In terms of key pieces of the puzzle such as Brady Tkachuk, Josh Norris, Thomas Chabot, Drake Batherson, Tim Stutzle and Colin White, all took steps forward with the potential exception of White. Smith showed he is willing to use tough love in White’s case. That said, the cornerstones are all moving forward and this is a positive.

Integration of Support Players: A-

Other players such as Nick Paul, Connor Brown, Nikita Zaitsev, Artem Zub, Erik Brannstrom and Victor Mete all seemed to respond well to his approach. Paul has become an everyday player who can move up and down the lineup. Brown was a constant threat to score in all situations and he showed he can play with anyone. Zaitsev and Zub both solidified the right side of the defense which was a concern coming into the season. Brannstrom and Mete both responded well to the additional ice time. Mike Reilly found himself as the season progressed and ultimately fetched a decent return at the deadline. I don’t know how much impact Smith has on the goaltending. I thought he managed a complicated crease effectively and the Senators have a much better idea of what they have today than they did before the start of the season.

Game Management: B

When I watch the Senators play, I see coordination and execution and there was steady improvement in special teams as the year progressed. The message isn’t getting old yet. I suppose after 2 years, I would expect that to be the case.

I see Thomas Chabot getting too much ice time to play at optimal pace. However, there wasn’t much choice early in the year. Hopefully, this will balance out with Zub being in the lineup opening night.

The right people appear to be playing the key situations and ice time has to be earned for the most part. Dadonov’s role diminished when production wasn’t there. Even his protégé, Josh Brown, found himself on the taxi squad for extended periods.

I can’t give a higher rating than this to a coach who couldn’t figure out a way to get 1 point from his lineup from the Edmonton Oilers despite 9 tries. I liked most of what I saw, however, it’s a coach’s responsibility to adapt and he and his staff did not adapt to the Oilers.

Lineup Decisions: C

My issue with Smith is his use of the lineup card. The Senators missed the playoffs by 8 points. Artem Zub didn’t play until game 9 of the season. Braydon Coburn and Josh Brown played ahead of Zub and Wolanin to begin the season. Paquette and Stepan were also in the lineup ahead of players like Colin White and players in Belleville like Formenton. Even Michael Haley dressed for some reason as a nuclear deterrent.

I am operating on the assumption that the head coach controls the lineup card. Perhaps that is misguided.
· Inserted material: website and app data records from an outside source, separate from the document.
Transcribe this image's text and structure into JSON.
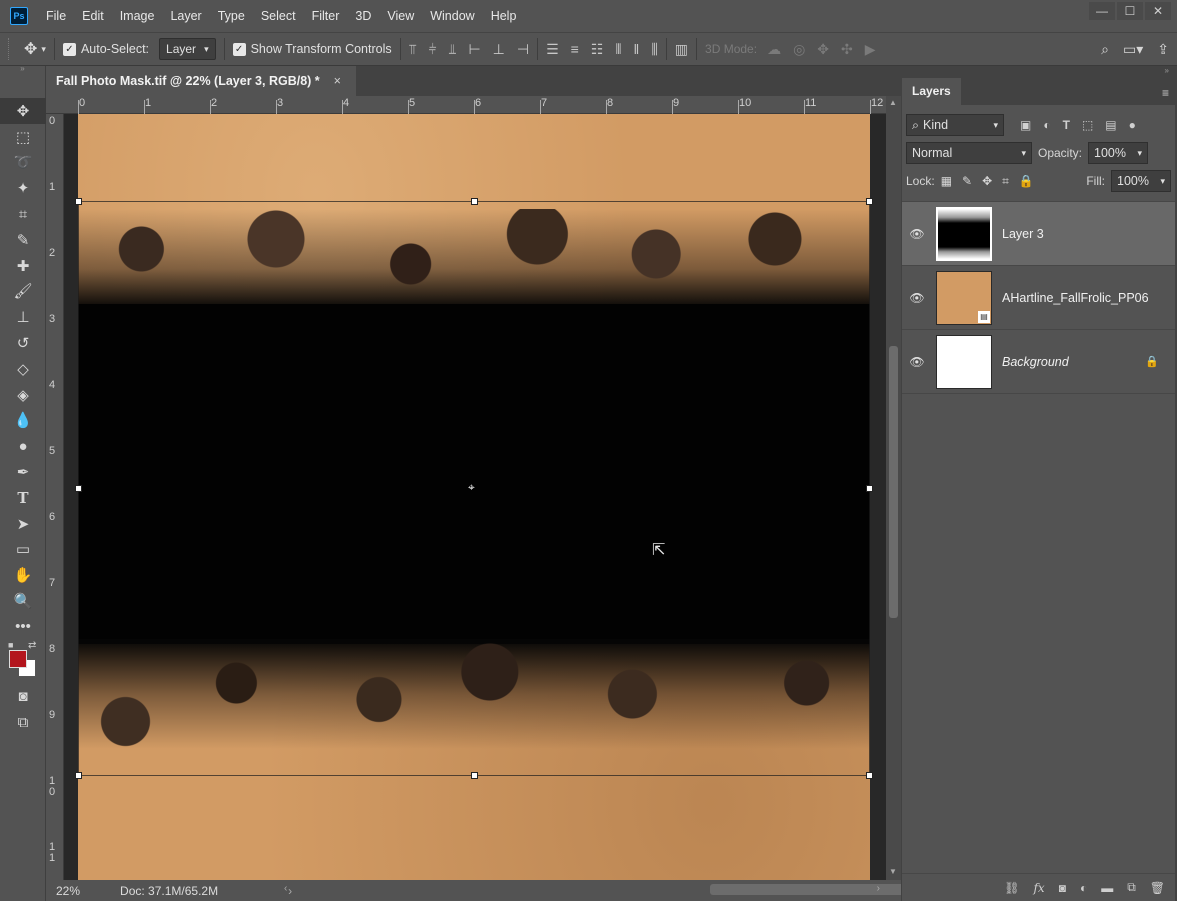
{
  "app": {
    "logo": "Ps"
  },
  "menu": [
    "File",
    "Edit",
    "Image",
    "Layer",
    "Type",
    "Select",
    "Filter",
    "3D",
    "View",
    "Window",
    "Help"
  ],
  "options_bar": {
    "auto_select_label": "Auto-Select:",
    "auto_select_value": "Layer",
    "show_transform_label": "Show Transform Controls",
    "three_d_mode_label": "3D Mode:"
  },
  "document": {
    "tab_title": "Fall Photo Mask.tif @ 22% (Layer 3, RGB/8) *",
    "close_glyph": "×"
  },
  "ruler": {
    "top": [
      "0",
      "1",
      "2",
      "3",
      "4",
      "5",
      "6",
      "7",
      "8",
      "9",
      "10",
      "11",
      "12"
    ],
    "left": [
      "0",
      "1",
      "2",
      "3",
      "4",
      "5",
      "6",
      "7",
      "8",
      "9",
      "1\n0",
      "1\n1"
    ]
  },
  "status": {
    "zoom": "22%",
    "doc": "Doc: 37.1M/65.2M"
  },
  "layers_panel": {
    "tab": "Layers",
    "kind_label": "Kind",
    "blend_mode": "Normal",
    "opacity_label": "Opacity:",
    "opacity_value": "100%",
    "lock_label": "Lock:",
    "fill_label": "Fill:",
    "fill_value": "100%",
    "layers": [
      {
        "name": "Layer 3",
        "selected": true
      },
      {
        "name": "AHartline_FallFrolic_PP06",
        "selected": false
      },
      {
        "name": "Background",
        "selected": false
      }
    ]
  },
  "colors": {
    "foreground": "#b3151d",
    "background": "#ffffff",
    "canvas_tan": "#d29b64",
    "panel_gray": "#535353"
  }
}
Perhaps there is pressure to play the players recruited by the general manager. Perhaps there is also pressure to play players that are being shopped at the deadline. The closest Artem Anisimov came to a game after the trade deadline was as a goalie. He played several games leading up to the deadline. This is conjecture but it does suggest that managers have some influence.

For now, I have to assume that Smith owned the lineup card at the start of the year and it is clear that some mistakes were made. At the risk of being harsh, those decisions played a role in a missed playoff spot. Once the right players were playing, the Senators got the results.


Like his boss, Smith has one more year left on his contract and it is time to deliver a playoff team. I like him as a coach. I don’t like him as a GM. The players are playing for him and as long as that continues and we don’t bring in players who are beyond their best before date, this team should compete for a playoff spot whether it is a North division or the old alignment.

For now, the jury is still out on Pierre Dorion and DJ Smith. This is a show me year and Sens Nation needs some food on its plate. The team will be playing with expectations next year and that is a different dynamic. Part of what we saw down the stretch could be mistaken as Fool’s Gold. A team with nothing to play for has nothing to lose.

I am as curious as you all are. No playoffs, no extension for Smith. Dorion may not be on a tight rope if he signs all the RFAs and puts the pieces in place. As well, not a lot of people can work for Eugene Melnyk. One thing is for sure, Melnyk won’t suffer losing gladly. Playoffs or bust for both, I would suspect.

By Pat Maguire | Sens Nation Hockey


bottom of page